These figures support McQueen’s views that there is a disturbing side to the British fashion industry; only a small proportion of girls embody the diversity that Britain is well known for, and in some cases ethnic diversity can be a profitable game.
More often than not, designers will use Asian women to appeal to the profitable Chinese market, branding and using cultural identity as commodity.
Chloe Watson, a student at LCC and a model represented by Storm Model Management, said she can see some people are chosen over others: “Stylists and directors want the girls to look very uniform. It’s very narrow-minded because they have a vision. I’ve been at a show before where the hairstylists have had no direction on how to style the girls with Afro hair to fit with the uniform look of the show – it can make models feel very singled out.”
She continued: “I think it’s a shame because they only use girls from ethnic minorities when it’s trendy. For example, last year Asian girls were in high demand. Ethnic minorities should be seen in fashion constantly, not just as a trend now and then.”
However, male model Kevin Vedina has mixed feelings about his experiences with racism in fashion and believes it’s not always about the colour of your skin.

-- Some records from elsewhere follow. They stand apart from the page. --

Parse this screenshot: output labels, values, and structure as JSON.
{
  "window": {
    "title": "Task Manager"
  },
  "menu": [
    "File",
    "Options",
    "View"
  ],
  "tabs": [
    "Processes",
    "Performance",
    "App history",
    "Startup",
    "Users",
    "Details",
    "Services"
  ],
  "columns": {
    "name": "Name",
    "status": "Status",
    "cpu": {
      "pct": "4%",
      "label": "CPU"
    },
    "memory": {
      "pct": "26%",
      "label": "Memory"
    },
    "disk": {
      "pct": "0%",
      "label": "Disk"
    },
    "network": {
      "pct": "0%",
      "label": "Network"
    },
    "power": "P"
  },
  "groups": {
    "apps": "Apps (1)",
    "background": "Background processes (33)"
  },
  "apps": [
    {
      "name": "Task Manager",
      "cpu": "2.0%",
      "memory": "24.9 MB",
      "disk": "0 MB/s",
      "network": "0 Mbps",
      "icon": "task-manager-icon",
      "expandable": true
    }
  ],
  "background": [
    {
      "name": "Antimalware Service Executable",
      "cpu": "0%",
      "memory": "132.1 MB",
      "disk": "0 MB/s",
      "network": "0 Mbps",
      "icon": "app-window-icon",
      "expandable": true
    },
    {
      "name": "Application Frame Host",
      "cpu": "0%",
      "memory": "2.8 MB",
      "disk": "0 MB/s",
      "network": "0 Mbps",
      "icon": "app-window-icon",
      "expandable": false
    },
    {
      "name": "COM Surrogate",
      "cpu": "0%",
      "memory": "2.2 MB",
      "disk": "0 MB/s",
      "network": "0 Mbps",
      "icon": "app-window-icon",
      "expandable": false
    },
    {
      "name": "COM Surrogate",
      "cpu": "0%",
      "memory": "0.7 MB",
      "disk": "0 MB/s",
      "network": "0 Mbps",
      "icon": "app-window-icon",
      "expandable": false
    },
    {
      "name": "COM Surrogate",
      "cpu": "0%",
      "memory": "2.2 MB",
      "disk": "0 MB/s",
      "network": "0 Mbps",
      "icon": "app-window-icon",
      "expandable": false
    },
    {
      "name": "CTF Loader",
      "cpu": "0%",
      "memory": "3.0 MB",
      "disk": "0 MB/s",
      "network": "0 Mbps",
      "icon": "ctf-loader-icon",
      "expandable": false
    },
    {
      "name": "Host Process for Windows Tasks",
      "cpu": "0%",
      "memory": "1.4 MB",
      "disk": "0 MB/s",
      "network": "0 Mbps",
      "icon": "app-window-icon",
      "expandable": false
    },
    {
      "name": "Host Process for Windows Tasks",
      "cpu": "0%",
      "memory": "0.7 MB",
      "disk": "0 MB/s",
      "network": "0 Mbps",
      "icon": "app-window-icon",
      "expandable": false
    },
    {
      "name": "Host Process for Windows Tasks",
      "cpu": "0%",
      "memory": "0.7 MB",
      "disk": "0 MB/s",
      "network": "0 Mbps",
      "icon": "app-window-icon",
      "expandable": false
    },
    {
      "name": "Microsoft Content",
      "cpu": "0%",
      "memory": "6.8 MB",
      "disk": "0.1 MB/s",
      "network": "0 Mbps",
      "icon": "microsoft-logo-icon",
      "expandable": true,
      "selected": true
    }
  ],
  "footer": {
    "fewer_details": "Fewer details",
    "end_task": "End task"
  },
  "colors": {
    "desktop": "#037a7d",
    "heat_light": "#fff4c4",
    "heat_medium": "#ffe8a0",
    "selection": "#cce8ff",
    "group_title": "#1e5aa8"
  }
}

“Sometimes it works for you, sometimes against you. Although I am finding in the male model scene there is beginning to be a bit more of a demand for black models from clients. But even then, it’s very hard to try and break through. Clients often don’t think about black or white; if you don’t have the look they want at the time then they won’t have you,” he said.
LCC journalism student Julliet Atto who attended this season’s London Fashion Week: “I only saw a couple of fashion shows this year and from what I saw it hasn’t gotten any better.”
“It has to be equal opportunity and there isn’t any. But the fact that people are talking about it is a start and I love what Naomi and Iman did with mentioning names and holding designers accountable. That’s the only way forward,” she added.
Sarah Bunter, a casting director who has worked on campaigns for Topshop and Whistles, also spoke out about the discrimination she has witnessed and said designers are unsure about hiring black and ethnic models as they believe they are “too extreme” and “their features don’t fit.”
Cameron Flynn, a BA Magazine Publishing student at LCC, held a similar view, adding: “Advertisers think ethereal, alien, white women are what we want to see. It is crazy because it actually does not represent society at all.”
He continued: “Labels have a vision and don’t want it representing normality. People with a skin tone that isn’t white can often be regarded as not the ‘look’ the designer wants. It can be very harmful to people who admire the women on the catwalks today.”
These stories of models being sent away from castings because “they already have a black girl” is something all too familiar for many young women in the industry, and the fight for models to be seen as more than just a statement or a trend goes on as the £21 billion a year fashion industry continues to grow.